Finding Jesus in the poor, and marginalized goes back to Jesus’ own words in the Parable of the Last Judgment (Mt. 25:31-46): “‘For I was hungry and you gave me food, I was thirsty and you gave me drink, a stranger and you welcomed me, naked and you clothed me, ill and you cared for me, in prison and you visited me.’ Then the righteous will answer him and say, ‘Lord, when did we see you hungry and feed you, or thirsty and give you drink? When did we see you a stranger and welcome you, or naked and clothe you? When did we see you ill or in prison, and visit you?’ And the king will say to them in reply, ‘Amen, I say to you, whatever you did for one of these least brothers of mine, you did for me.’” May we imitate St. Martin of Tours in giving to others and thus, giving to Christ.

Thursday, October 12, 2017

October 24--St. Anthony Mary Claret, Bishop and Religious

                                 



St. Anthony Mary Claret was a 19th century superpriest! He served the poor as a diocesan priest; practiced medicine in an area ravaged by war; sent as an Apostolic Missionary to his home region; preached parish missions; heard confessions; gave retreats; founded a religious library in Barcelona; established the Claretian missionary order; appointed archbishop of Santiago, Cuba; erected a hospital and schools in Cuba; founded a women’s religious order; stabbed in an attempted assassination; named confessor to the Queen of Spain, exiled to France, where he finally died in 1870 at the age of 62; wrote 144 books; and more!

A priest once remarked that when he became a priest he got to wear a cape, indicating his joy at being a priest and the supernatural powers that were given to him.

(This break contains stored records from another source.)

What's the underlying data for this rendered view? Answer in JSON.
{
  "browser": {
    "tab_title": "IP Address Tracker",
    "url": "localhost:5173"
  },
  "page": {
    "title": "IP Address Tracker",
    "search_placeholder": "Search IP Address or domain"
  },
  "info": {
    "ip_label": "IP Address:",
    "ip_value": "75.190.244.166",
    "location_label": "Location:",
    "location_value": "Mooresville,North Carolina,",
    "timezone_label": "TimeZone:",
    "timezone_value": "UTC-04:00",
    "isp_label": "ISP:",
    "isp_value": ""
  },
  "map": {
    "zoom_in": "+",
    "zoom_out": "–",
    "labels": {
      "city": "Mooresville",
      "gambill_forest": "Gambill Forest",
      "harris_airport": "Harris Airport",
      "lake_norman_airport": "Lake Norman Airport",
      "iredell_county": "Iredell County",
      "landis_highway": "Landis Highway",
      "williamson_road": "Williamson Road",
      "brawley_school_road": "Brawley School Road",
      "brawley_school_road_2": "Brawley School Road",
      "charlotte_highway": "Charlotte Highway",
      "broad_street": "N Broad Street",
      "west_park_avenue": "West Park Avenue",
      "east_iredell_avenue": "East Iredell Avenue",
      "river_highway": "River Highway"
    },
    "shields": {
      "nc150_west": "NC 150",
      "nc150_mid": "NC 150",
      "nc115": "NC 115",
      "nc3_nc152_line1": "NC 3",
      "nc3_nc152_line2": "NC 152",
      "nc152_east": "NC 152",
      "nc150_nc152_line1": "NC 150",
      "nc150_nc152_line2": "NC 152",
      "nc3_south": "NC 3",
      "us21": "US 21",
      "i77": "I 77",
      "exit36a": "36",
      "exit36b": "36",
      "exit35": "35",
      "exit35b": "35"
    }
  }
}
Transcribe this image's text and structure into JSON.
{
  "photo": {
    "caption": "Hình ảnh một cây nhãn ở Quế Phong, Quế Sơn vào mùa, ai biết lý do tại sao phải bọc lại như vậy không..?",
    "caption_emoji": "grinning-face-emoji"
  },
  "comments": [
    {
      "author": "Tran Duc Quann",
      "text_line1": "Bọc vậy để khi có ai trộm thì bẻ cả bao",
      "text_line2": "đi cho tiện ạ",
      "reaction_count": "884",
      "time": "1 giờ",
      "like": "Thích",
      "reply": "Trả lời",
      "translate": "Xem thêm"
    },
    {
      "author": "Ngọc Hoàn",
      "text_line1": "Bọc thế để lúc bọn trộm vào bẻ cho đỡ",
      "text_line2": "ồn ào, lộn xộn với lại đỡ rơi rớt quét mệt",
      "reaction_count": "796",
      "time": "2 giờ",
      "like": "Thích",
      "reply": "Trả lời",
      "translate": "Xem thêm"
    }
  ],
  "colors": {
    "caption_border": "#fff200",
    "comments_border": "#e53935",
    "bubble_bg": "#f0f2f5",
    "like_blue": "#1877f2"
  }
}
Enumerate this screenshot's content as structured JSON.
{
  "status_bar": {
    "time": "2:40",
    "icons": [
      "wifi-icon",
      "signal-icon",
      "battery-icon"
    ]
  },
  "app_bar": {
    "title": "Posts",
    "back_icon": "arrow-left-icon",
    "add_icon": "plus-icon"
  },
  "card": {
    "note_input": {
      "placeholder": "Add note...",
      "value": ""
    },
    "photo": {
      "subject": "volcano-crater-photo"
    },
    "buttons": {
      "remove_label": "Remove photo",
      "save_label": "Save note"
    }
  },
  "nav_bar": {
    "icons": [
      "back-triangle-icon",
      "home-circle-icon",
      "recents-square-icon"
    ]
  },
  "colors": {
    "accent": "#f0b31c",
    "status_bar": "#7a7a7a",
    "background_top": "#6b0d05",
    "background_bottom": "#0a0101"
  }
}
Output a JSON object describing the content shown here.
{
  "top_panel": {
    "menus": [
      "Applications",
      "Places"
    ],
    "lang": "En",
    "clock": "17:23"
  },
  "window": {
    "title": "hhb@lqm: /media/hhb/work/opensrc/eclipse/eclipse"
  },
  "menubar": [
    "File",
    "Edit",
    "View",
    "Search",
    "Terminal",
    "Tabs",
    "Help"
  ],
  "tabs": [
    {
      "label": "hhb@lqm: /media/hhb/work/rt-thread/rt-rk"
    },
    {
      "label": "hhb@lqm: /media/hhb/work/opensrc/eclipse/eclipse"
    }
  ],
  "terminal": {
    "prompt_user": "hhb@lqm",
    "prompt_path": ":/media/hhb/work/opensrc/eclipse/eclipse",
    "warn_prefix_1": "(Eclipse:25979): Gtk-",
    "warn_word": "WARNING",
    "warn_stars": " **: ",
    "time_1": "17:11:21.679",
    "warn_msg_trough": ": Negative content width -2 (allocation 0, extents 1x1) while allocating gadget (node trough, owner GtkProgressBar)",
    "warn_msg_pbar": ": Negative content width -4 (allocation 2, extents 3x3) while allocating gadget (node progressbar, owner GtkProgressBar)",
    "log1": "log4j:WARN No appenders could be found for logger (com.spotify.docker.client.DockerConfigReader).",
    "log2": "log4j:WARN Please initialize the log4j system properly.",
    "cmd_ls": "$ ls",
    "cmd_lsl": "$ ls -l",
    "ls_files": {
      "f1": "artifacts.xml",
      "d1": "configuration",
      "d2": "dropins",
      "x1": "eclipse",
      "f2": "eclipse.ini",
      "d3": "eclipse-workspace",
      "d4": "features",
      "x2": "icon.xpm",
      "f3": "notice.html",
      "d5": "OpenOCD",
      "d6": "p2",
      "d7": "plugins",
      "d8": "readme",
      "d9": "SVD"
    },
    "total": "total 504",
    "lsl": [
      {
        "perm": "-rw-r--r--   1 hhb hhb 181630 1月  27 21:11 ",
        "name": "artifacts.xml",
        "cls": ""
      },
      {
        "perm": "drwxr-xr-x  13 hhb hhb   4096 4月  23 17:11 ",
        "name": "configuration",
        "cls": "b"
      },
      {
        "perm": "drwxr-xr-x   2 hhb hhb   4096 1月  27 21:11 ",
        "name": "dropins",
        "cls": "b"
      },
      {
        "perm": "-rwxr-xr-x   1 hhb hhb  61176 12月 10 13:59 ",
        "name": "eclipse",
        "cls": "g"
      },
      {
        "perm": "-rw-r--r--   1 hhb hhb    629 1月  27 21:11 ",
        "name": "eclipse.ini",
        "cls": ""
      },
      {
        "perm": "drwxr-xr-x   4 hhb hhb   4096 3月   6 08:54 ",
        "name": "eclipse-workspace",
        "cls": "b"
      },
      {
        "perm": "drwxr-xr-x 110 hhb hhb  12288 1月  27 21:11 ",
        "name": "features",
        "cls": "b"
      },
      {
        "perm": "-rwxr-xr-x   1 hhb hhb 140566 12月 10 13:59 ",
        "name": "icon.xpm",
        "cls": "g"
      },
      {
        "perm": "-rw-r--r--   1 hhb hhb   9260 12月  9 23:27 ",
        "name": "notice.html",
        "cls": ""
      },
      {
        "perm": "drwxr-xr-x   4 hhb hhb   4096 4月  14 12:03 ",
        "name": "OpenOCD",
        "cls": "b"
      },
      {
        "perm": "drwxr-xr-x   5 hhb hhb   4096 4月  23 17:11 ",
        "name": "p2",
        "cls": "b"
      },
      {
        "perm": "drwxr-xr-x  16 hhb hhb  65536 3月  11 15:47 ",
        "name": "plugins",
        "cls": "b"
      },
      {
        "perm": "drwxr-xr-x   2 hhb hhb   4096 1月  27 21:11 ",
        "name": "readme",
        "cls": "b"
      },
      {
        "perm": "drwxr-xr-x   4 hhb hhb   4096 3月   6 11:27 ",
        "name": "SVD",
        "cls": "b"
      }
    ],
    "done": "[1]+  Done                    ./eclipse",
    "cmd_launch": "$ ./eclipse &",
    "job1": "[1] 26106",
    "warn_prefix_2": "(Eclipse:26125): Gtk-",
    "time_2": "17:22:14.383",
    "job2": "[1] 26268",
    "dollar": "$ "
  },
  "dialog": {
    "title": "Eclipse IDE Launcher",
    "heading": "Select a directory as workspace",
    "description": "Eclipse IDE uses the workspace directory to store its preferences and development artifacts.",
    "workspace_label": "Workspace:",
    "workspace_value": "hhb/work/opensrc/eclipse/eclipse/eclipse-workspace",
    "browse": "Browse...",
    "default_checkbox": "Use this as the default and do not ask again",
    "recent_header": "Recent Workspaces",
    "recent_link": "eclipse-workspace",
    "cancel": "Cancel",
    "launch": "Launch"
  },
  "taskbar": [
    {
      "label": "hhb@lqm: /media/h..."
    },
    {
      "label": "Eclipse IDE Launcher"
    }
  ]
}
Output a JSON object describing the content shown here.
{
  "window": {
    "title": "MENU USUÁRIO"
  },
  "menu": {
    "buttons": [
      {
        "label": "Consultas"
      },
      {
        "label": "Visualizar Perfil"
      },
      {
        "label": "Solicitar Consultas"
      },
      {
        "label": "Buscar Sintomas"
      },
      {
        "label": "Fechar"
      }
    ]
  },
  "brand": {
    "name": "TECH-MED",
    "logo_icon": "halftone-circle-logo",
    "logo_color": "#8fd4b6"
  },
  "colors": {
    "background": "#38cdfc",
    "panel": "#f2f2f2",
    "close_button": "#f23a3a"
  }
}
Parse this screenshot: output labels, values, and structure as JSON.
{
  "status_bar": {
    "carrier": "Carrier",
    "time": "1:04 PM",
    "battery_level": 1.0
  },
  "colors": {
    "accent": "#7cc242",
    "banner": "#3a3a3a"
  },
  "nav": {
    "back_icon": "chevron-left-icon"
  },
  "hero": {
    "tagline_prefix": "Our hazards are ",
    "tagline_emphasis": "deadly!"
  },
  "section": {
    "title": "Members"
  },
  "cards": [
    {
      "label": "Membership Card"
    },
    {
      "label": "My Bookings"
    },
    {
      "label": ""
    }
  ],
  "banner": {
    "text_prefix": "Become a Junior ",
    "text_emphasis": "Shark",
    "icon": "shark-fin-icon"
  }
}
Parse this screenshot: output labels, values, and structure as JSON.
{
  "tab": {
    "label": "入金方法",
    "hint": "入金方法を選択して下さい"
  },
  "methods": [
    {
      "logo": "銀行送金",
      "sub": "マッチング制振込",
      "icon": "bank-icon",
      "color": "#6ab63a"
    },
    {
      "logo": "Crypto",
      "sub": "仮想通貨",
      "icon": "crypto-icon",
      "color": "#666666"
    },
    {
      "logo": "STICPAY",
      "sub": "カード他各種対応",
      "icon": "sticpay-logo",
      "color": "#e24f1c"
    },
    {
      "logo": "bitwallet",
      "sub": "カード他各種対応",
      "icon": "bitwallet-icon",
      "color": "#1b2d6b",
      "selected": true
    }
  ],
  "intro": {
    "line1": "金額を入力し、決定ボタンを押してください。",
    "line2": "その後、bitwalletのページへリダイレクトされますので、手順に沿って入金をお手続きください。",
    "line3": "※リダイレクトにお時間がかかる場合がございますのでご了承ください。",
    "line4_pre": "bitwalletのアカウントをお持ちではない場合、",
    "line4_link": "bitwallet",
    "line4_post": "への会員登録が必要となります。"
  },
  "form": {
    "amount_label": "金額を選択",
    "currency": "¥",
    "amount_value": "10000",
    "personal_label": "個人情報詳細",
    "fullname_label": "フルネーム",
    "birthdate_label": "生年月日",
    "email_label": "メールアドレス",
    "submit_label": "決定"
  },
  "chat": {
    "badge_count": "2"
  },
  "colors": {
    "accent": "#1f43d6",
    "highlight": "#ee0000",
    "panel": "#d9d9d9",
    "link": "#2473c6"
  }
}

The cape he was referring to is a cope, which priests and deacons wear when handling the monstrance at adoration or during processions. We should think of priests as superheroes! They get to minister in persona Christi, “in the person of Christ”. When we see the priest consecrating the bread and wine into the body, blood, soul, and divinity of Christ at the Mass, it is Jesus working through him. He is “another Christ”, alter Christus. What a privilege and grace! Priests hear confessions and forgive us through Jesus. Priests baptize, anoint, receive marriage vows, preach, console, exhort, encourage, and guide; all in the name of Jesus; all for the sake of his Body, the Church, so that we may come to know, love, and serve Jesus more fruitfully. Priests aren’t perfect, but who is? Pray for them. St. Anthony Mary Claret, pray for our priests.

Sunday, October 8, 2017

October 16--St. Margaret Mary Alacoque, Religious


“From the depth of my nothingness, I prostrate myself before Thee, O Most Sacred, Divine and Adorable Heart of Jesus, to pay Thee all the homage of love, praise and adoration in my power.  Amen.” 

 So prayed today’s saint of the day, St. Margaret Mary Alacoque. She entered religious life near the age of 24 in 1671. She had visions of Jesus in her youth, which she thought was normal. But after her entrance into the convent, she had visions in which Jesus wanted her to establish devotion to His Sacred Heart. She maintained a Holy Hour from eleven till midnight on Thursday before the first Friday of every month. He appointed the Friday after the feast of Corpus Christi as the feast of His Sacred Heart. She died in 1690 and was canonized in 1920.

First Friday devotions, Holy Hours, Devotion to the Sacred Heart; all of these can be attributed to God’s work through St. Margaret Mary Alacoque. Devotion to the Sacred Heart is devotion to the love of Christ. “God is love, and whoever remains in love remains in God and God in him” (1 Jn 4:16). All the love God has for us has been fully revealed through Jesus, who suffered, died, rose, and ascended into Heaven. God calls us to love him in return. We love him in himself through adoration, prayer, and reception of the sacraments of Confession and the Eucharist. But we also love him in one another through the Corporal and Spiritual Works of Mercy. We are called to pray and work for the coming of the Kingdom of God. We would do well to follow St. Margaret Mary in her devotion to Our Lord’s Most Sacred Heart.